Silently hoping that nobody would call the cops on the dude in a stocking cap messing around with someone’s tires in the parking lot, I plugged in the 4-in-1, clamped the air hose onto the tire’s nozzle, and turned on the compressor.
To my surprise, the pressure on the gauge swiftly rose to about 35 psi.
I shut it off, thinking “that can’t be right,” and so I dug out my digital gauge and measured the pressure. It was actually somewhere around 27 psi.
So that wasn’t good. However, I reflected that I needed to give the pump a fair shot to work, so I reconnected it and turned it on. Once more, the pressure rose to 35 psi and held steady. I turned it off, disconnected it, and checked the pressure.
25 psi. That is less than 27, and way less than the 35 measured while the 4-in-1 was pumping. So, it didn’t fill my tire as promised, but actually let air out. Potentially, this is because the tire they tested may not have been on a car, but I think that an air compressor which can only be powered by an in-car 12V socket and claims to be able to fill up a tire should be able to fill up a tire that is connected to that same car.
The 4-in-1 feels like a handful of products crammed into one small container, but to make them all fit and be remotely affordable they had to downgrade everything.
The vacuum will pick things up but the suction is not very strong and it leaves small bits behind, while the attachments mostly served to collect dirt to fall out after you are done sweeping. Then, the filter size and placement partially blocks the incoming mess and can lead to a buildup that you will need to prod out manually.
The air compressor works fine for small things like my playground ball, but completely failed to work on my car tire, letting out the same volume of air that the gauge claimed was put in.
The light was played up in the instructions and advertisement but was actually not very powerful.
And finally, the gauge worked great but could not accurately read while the compressor was attempting to fill the tire.
Plus, the operation of any of these functions is mostly up to you , since the instructions were near-incomprehensible.
The whole deal is made mostly of plastic, and the paint has started to come off in the time that I have had it (about a month). Due to its power source, its use is restricted to the car without purchasing an additional special adapter to plug into a wall outlet.
Overall, I thought that the whole thing was hyped up on paper but absolutely failed to deliver in reality.

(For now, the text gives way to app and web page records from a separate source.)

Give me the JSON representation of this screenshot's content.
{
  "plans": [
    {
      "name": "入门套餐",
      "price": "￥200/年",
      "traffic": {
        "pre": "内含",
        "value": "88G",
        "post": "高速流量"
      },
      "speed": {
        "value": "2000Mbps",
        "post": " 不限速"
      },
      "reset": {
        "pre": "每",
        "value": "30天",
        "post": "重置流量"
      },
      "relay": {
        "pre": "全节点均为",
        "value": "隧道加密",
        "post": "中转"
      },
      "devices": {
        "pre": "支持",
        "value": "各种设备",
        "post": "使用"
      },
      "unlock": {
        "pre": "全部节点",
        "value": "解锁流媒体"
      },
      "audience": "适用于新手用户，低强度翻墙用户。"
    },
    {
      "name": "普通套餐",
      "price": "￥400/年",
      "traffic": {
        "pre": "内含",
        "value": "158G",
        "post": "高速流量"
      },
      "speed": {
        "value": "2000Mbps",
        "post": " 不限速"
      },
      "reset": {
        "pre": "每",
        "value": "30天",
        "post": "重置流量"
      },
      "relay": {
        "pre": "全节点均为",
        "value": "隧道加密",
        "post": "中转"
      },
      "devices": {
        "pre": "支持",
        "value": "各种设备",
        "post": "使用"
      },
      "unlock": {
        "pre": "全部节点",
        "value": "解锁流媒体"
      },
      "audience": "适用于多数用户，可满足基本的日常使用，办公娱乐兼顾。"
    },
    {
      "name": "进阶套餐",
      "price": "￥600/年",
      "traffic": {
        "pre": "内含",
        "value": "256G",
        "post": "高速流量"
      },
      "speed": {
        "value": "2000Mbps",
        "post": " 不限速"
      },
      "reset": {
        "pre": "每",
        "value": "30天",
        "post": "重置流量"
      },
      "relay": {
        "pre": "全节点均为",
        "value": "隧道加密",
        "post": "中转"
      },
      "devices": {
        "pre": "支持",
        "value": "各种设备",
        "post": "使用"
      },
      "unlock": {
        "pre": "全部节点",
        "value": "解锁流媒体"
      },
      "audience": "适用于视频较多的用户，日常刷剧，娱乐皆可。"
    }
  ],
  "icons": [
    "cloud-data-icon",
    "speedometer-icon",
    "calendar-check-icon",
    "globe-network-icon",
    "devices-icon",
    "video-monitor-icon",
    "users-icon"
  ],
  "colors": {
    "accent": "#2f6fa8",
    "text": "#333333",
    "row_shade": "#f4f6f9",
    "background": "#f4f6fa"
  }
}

It was a case of one tiny gadget trying to do too many things at once, and as a result being unable to do any of them well.
So, if you don’t need a strong vacuum or something to pump up your tires, but would like a contraption that can tell you the pressure in your wheels, perform light-duty air filling tasks, provide a small amount of illumination, and clean up small messes, then the Karoad 4-in-1 Vacuum will do great for you. However, you will need to pretty much ignore the instructions and the hype on the Amazon listing, including the few reviews—at time of writing, the 4-in-1 had three reviews, each overflowing with praise written in poorly translated English under names which could be real but probably aren’t.
I’m afraid I can’t recommend it.
Karoad’s 4-in-1 Car Vacuum Cleaner is available on Amazon.
Product provided for review by the manufacturer.
Daniel Susco is a native of the Dayton-Cincinnati area, and has written on a multitude of subjects. He can discuss Shakespeare, expound on Classical Mythology, and even make witty jokes about Pliny the Elder (More like “Pliny the Rounder,” right?). In his free time, Daniel enjoys reading, cooking, woodworking, and long walks on the beach (just kidding – sunburn is no joke). See more articles by Daniel.